* **Work to complete**
Return each line in the records below that includes "text".
=== Data section ===
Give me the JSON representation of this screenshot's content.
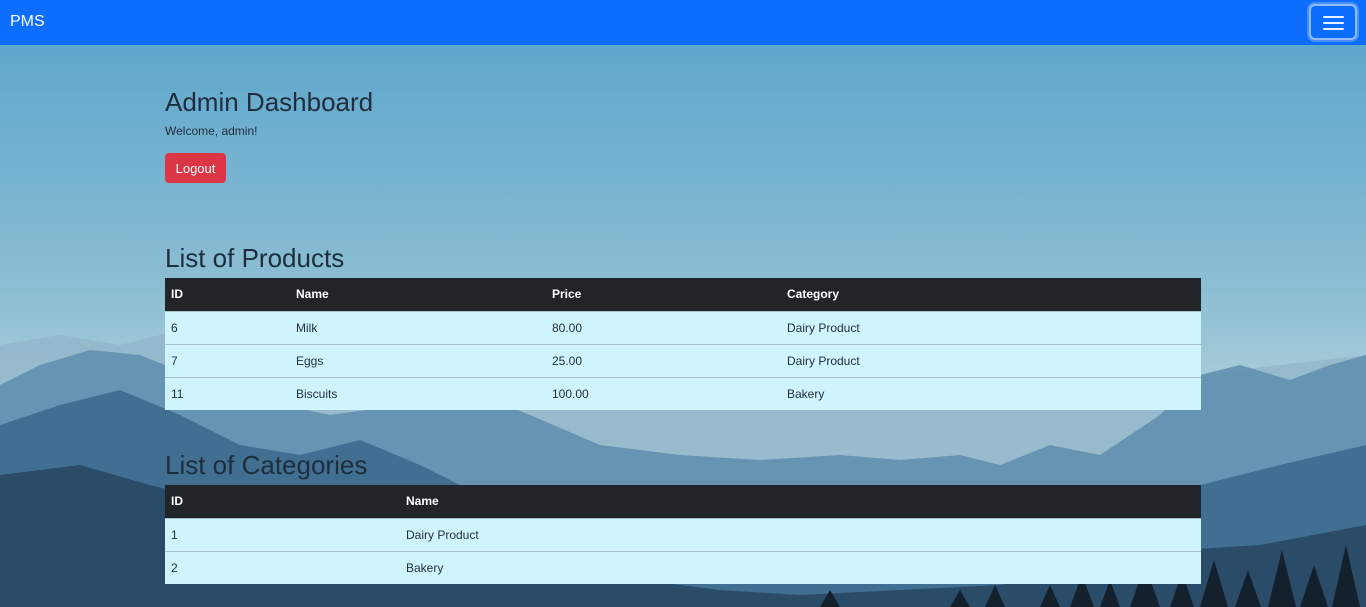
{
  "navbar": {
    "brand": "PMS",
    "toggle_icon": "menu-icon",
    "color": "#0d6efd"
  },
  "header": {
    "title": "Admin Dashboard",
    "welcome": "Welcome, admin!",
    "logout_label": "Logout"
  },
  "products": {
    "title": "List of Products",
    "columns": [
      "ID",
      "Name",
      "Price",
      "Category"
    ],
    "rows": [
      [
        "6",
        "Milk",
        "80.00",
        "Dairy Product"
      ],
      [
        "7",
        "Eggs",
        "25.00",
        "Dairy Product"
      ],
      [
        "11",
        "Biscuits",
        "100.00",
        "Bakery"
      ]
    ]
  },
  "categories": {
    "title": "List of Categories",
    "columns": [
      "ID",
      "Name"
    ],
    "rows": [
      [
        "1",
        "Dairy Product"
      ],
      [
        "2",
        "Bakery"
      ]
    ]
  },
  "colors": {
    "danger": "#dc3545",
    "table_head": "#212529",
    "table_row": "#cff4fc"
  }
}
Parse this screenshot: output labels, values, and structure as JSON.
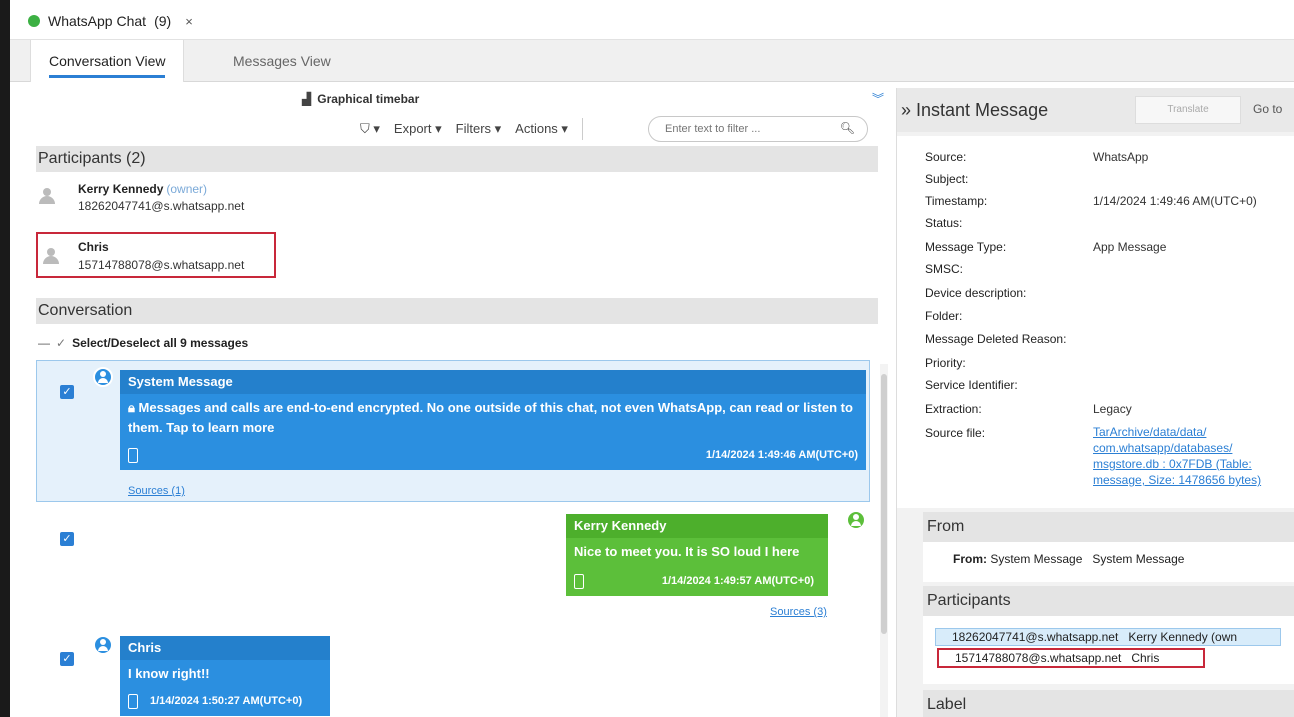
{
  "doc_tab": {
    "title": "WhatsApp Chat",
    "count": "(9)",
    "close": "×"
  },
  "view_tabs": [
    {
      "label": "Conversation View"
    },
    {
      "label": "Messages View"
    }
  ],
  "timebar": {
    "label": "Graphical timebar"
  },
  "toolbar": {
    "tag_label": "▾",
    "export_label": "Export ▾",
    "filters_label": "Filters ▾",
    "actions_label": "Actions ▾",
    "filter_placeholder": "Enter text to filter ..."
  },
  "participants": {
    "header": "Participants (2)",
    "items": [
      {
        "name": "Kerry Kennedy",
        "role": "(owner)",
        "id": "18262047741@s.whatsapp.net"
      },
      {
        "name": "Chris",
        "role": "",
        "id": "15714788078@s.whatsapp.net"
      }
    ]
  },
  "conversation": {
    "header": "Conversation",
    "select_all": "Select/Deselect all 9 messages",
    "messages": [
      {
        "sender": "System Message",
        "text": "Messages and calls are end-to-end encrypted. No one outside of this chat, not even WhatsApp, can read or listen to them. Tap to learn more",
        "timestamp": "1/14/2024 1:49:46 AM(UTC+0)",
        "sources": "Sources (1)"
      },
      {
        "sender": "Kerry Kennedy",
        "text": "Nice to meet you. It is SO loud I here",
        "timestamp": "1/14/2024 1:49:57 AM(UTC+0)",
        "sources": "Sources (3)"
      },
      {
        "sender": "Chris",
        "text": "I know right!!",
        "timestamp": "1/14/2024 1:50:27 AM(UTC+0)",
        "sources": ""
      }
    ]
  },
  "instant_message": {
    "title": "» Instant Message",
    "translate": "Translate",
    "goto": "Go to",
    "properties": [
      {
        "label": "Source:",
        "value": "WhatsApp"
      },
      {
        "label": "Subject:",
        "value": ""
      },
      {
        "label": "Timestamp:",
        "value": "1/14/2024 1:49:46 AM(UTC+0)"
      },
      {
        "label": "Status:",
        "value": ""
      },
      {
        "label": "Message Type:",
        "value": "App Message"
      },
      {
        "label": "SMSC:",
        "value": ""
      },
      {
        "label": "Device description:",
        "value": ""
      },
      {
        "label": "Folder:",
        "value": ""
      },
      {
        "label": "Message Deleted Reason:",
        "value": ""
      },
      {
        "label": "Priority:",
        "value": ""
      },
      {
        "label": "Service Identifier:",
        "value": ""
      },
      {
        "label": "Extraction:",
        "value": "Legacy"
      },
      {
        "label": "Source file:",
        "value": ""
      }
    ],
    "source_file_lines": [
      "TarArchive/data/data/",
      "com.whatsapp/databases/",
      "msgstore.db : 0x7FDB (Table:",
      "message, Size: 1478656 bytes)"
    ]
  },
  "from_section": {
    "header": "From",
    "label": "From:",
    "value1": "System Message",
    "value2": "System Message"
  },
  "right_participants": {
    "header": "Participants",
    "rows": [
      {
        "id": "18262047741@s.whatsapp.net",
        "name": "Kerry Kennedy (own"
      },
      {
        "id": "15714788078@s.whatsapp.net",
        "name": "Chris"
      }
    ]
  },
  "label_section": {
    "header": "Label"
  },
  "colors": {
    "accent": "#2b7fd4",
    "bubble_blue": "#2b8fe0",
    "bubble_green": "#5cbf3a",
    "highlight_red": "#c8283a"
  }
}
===
* **Result below**
    "filter_placeholder": "Enter text to filter ..."
        "text": "Messages and calls are end-to-end encrypted. No one outside of this chat, not even WhatsApp, can read or listen to them. Tap to learn more",
        "text": "Nice to meet you. It is SO loud I here",
        "text": "I know right!!",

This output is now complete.